■ Exercise objective: From the entries that follow, extract each line holding the string "favicon".

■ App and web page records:
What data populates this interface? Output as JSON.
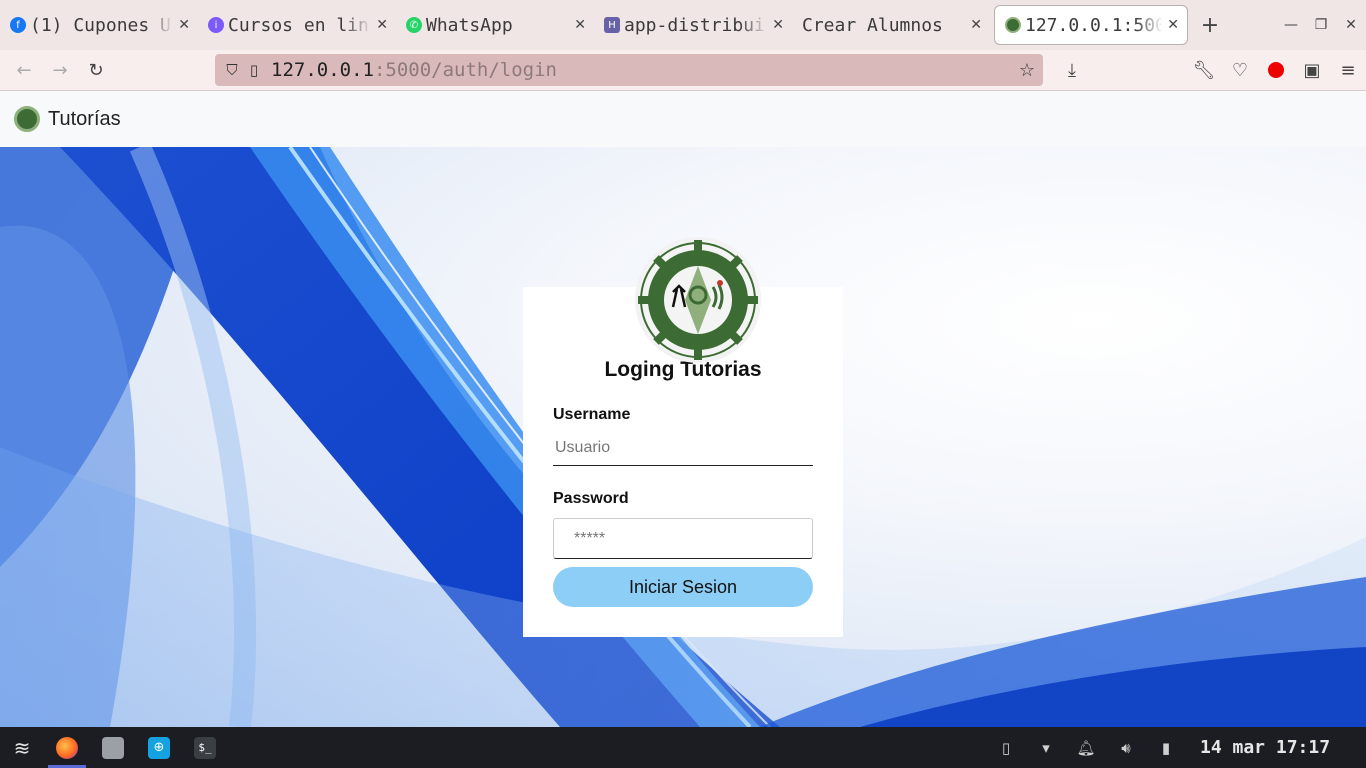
{
  "browser": {
    "tabs": [
      {
        "title": "(1) Cupones U",
        "favicon": "facebook-icon",
        "color": "#1877f2",
        "glyph": "f"
      },
      {
        "title": "Cursos en lin",
        "favicon": "course-site-icon",
        "color": "#7a5af8",
        "glyph": "i"
      },
      {
        "title": "WhatsApp",
        "favicon": "whatsapp-icon",
        "color": "#25d366",
        "glyph": "✆"
      },
      {
        "title": "app-distribui",
        "favicon": "heroku-icon",
        "color": "#6762a6",
        "glyph": "H"
      },
      {
        "title": "Crear Alumnos",
        "favicon": "",
        "color": "",
        "glyph": ""
      },
      {
        "title": "127.0.0.1:500",
        "favicon": "tutorias-seal-icon",
        "color": "#3d6b34",
        "glyph": ""
      }
    ],
    "url_host": "127.0.0.1",
    "url_path": ":5000/auth/login",
    "new_tab_label": "+"
  },
  "header": {
    "brand": "Tutorías"
  },
  "login": {
    "title": "Loging Tutorias",
    "username_label": "Username",
    "username_placeholder": "Usuario",
    "password_label": "Password",
    "password_placeholder": "*****",
    "submit_label": "Iniciar Sesion",
    "seal_colors": {
      "ring": "#3d6b34",
      "inner": "#8fb07c"
    }
  },
  "taskbar": {
    "apps": [
      "zorin-menu-icon",
      "firefox-icon",
      "files-icon",
      "software-store-icon",
      "terminal-icon"
    ],
    "clock": "14 mar 17:17"
  },
  "colors": {
    "accent_button": "#8dcef7",
    "tabstrip": "#f1e6e6",
    "urlbar": "#d9b9b9",
    "taskbar": "#1b1d22"
  }
}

■ Answer below:
        "favicon": "facebook-icon",
        "favicon": "course-site-icon",
        "favicon": "whatsapp-icon",
        "favicon": "heroku-icon",
        "favicon": "",
        "favicon": "tutorias-seal-icon",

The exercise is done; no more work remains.